The traditional processes of the hospitality industry are under pressure on two fronts: ever-higher quality expectations from guests and the need to keep staffing costs down. The hotel front desk - the place where guests go for answers - is the pressure point where these forces converge. Go Moment saw the near ubiquity of smartphones and text messaging as a ready-made platform for reducing front-desk pressures while raising service quality. The company created a virtual concierge service - known as Ivy - that lets guests submit questions or requests through simple free-format text messages. Through connections to cloud-based natural language processing (NLP) services, Ivy recognizes and classifies these queries and responds in an instant with answers or actions. Ivy can also detect from the tone of the message when a guest is unhappy and automatically escalate the response to speed problem resolution. To deliver the NLP capabilities that would be the backbone of its virtual concierge service, Go Moment opted to design it with application programming interfaces (APIs) to cognitive services in the IBM Watson Developer Cloud portfolio. The Ivy service enables guests to send requests in the form of Short Message Service (SMS)-based text messages through their mobile phone. Upon receiving the request, the solution uses the IBM Watson Natural Language Classifier Service to interpret the guest’s intent, classify it and return values that will trigger corresponding actions, such as texting a wifi password or alerting housekeeping to deliver towels. The solution currently serves guests in English, Spanish, Chinese and Japanese. What makes the solution extra smart is its ability to look deeper into the text of messages for the signs of a potentially dissatisfied or irate guest. Roughly one hour after check-in, the Ivy service sends a text to guests asking them how they like their room. The text of that message is then fed into the linguistic analysis models of the IBM Watson Tone Analyzer Service. If the analysis detects an unhappy guest, the solution automatically escalates the service priority for that guest and alerts the most appropriate member of the staff. Using the system’s ability to detect dissatisfaction at its early stages, hotels can take quick action to resolve issues and restore goodwill.

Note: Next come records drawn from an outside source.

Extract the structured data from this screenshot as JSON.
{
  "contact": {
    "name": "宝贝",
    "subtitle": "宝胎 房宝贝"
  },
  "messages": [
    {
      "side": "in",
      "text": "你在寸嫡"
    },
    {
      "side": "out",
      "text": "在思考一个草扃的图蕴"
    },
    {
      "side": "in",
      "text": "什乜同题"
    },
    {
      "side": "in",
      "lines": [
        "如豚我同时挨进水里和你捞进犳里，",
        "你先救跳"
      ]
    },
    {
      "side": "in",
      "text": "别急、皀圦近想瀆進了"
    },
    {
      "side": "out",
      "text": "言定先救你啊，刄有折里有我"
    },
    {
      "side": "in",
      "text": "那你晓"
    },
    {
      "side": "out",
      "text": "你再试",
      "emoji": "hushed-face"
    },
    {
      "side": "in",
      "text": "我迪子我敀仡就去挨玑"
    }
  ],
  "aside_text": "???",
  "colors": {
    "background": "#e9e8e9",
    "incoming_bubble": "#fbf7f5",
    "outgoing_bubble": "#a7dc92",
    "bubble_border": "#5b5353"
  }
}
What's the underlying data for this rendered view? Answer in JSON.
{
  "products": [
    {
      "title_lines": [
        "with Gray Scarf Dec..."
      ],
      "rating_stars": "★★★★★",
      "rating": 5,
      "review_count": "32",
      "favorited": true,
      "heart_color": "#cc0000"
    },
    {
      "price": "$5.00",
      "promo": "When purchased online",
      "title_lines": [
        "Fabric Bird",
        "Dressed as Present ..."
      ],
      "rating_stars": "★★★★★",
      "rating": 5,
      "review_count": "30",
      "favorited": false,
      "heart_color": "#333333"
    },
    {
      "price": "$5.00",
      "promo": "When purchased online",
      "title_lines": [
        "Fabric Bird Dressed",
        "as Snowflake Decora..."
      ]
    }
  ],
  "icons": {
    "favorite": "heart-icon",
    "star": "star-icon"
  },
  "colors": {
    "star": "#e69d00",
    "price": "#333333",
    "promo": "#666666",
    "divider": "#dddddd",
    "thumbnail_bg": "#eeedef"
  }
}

Enabled increases of up to 20 percent in problem resolution satisfaction metrics for hotels deploying the Ivy solution; Enabled as much as a 35-rank jump in TripAdvisor ratings, reflecting increased overall satisfaction; Increases the productivity of hotel front-desk staff by answering up to 90 percent of customer queries automatically, enabling staff to focus more time on issues requiring direct human intervention to resolve